_Exercise aim_
Determine how many of the lines below hold the word "series". Give the number and nothing else.

_Task input_
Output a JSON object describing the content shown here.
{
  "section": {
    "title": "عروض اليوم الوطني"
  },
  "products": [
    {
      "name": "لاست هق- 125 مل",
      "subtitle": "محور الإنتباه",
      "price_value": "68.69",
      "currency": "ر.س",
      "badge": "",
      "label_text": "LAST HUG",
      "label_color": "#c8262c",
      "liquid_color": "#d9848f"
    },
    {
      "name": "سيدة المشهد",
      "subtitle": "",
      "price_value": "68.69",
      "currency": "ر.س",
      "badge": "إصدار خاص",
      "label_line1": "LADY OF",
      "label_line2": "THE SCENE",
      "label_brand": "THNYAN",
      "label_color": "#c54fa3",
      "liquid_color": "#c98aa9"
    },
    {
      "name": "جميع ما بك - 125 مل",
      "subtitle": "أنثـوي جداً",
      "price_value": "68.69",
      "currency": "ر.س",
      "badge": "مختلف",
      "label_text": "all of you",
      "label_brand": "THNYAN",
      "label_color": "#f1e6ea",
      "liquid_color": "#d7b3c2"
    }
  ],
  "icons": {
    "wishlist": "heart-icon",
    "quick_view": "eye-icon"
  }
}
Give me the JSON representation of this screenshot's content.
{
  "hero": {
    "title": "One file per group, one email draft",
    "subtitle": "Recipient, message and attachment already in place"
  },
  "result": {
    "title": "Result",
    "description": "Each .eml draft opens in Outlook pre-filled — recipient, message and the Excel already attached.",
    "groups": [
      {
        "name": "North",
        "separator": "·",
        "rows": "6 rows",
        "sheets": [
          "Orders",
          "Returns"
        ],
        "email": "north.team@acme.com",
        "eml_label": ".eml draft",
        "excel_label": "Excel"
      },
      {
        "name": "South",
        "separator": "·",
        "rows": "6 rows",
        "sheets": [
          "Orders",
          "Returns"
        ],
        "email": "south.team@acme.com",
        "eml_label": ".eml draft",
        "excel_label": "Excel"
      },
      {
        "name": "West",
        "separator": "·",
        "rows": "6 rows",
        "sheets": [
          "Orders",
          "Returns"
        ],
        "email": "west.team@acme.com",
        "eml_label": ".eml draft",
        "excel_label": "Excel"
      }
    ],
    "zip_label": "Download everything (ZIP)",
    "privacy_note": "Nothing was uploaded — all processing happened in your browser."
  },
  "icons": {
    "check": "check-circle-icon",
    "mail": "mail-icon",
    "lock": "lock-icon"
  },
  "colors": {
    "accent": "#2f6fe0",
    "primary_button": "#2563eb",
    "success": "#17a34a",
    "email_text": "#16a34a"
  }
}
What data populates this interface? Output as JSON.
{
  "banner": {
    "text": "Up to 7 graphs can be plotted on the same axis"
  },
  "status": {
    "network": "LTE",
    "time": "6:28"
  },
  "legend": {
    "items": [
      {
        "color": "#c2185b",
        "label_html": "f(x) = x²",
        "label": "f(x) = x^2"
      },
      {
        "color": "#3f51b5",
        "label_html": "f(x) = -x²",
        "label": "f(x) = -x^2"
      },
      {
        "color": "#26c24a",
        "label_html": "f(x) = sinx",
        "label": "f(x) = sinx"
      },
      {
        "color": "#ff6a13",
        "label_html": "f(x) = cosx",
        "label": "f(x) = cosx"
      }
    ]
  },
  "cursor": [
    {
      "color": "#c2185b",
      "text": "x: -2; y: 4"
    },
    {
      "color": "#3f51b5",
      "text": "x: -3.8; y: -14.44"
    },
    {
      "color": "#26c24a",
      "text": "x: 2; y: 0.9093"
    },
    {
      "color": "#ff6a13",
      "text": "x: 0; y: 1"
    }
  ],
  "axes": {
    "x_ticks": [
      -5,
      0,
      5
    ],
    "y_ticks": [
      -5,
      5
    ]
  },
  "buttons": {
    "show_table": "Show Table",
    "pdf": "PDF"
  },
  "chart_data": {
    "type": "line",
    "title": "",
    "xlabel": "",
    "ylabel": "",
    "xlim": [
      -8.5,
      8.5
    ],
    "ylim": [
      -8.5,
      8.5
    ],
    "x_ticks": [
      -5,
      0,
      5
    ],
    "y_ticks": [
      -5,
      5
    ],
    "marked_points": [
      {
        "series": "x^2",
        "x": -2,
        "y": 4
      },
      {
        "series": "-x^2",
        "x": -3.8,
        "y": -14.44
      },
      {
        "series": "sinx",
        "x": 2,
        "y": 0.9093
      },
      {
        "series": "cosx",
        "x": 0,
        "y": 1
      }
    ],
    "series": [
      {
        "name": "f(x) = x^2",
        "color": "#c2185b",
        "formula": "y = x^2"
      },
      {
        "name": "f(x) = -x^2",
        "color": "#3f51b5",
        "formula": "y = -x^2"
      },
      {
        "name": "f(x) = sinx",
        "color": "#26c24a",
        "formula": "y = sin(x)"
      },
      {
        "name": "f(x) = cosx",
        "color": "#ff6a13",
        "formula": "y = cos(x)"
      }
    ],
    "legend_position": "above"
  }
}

_Response below_
5